┌──
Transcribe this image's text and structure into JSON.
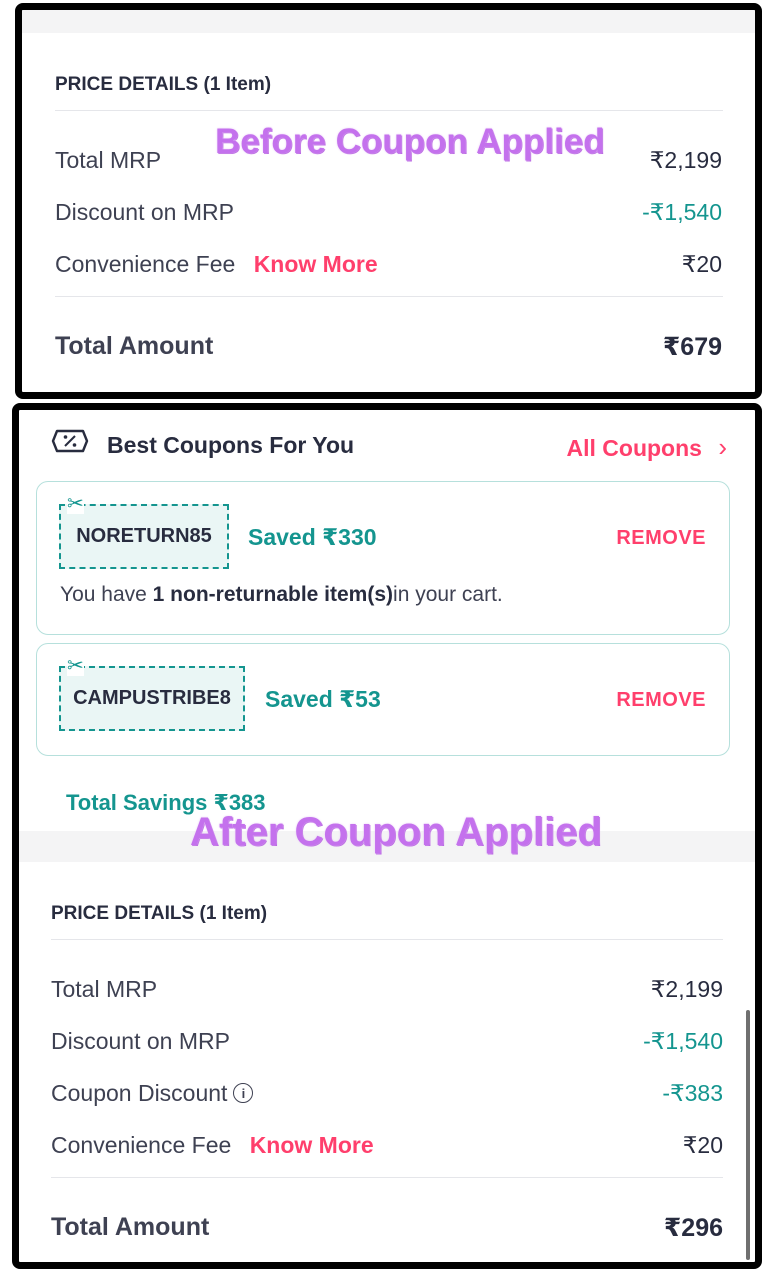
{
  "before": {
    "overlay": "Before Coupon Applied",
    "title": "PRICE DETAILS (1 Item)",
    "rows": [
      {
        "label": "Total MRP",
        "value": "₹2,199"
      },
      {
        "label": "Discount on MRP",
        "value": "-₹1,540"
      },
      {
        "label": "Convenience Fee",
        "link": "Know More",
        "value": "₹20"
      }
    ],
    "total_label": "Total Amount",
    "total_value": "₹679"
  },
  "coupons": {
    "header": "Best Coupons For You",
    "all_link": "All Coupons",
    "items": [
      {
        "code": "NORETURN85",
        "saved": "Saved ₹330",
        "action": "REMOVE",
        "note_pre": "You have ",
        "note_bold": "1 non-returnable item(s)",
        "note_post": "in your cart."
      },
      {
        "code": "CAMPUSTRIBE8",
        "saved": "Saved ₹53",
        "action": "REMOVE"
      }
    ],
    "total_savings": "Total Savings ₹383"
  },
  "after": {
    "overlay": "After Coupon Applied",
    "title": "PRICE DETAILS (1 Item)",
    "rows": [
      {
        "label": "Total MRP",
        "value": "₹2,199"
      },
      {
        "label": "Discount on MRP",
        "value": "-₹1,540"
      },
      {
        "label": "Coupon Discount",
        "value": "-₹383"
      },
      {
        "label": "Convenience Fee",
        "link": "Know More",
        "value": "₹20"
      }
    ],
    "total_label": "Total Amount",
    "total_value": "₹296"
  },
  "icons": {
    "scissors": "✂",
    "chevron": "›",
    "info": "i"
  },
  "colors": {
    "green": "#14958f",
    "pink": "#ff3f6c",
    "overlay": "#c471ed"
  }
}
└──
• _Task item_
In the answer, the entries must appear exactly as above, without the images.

• _Answer section_
Transcribe this image's text and structure into JSON.
{
  "before": {
    "overlay": "Before Coupon Applied",
    "title": "PRICE DETAILS (1 Item)",
    "rows": [
      {
        "label": "Total MRP",
        "value": "₹2,199"
      },
      {
        "label": "Discount on MRP",
        "value": "-₹1,540"
      },
      {
        "label": "Convenience Fee",
        "link": "Know More",
        "value": "₹20"
      }
    ],
    "total_label": "Total Amount",
    "total_value": "₹679"
  },
  "coupons": {
    "header": "Best Coupons For You",
    "all_link": "All Coupons",
    "items": [
      {
        "code": "NORETURN85",
        "saved": "Saved ₹330",
        "action": "REMOVE",
        "note_pre": "You have ",
        "note_bold": "1 non-returnable item(s)",
        "note_post": "in your cart."
      },
      {
        "code": "CAMPUSTRIBE8",
        "saved": "Saved ₹53",
        "action": "REMOVE"
      }
    ],
    "total_savings": "Total Savings ₹383"
  },
  "after": {
    "overlay": "After Coupon Applied",
    "title": "PRICE DETAILS (1 Item)",
    "rows": [
      {
        "label": "Total MRP",
        "value": "₹2,199"
      },
      {
        "label": "Discount on MRP",
        "value": "-₹1,540"
      },
      {
        "label": "Coupon Discount",
        "value": "-₹383"
      },
      {
        "label": "Convenience Fee",
        "link": "Know More",
        "value": "₹20"
      }
    ],
    "total_label": "Total Amount",
    "total_value": "₹296"
  },
  "icons": {
    "scissors": "✂",
    "chevron": "›",
    "info": "i"
  },
  "colors": {
    "green": "#14958f",
    "pink": "#ff3f6c",
    "overlay": "#c471ed"
  }
}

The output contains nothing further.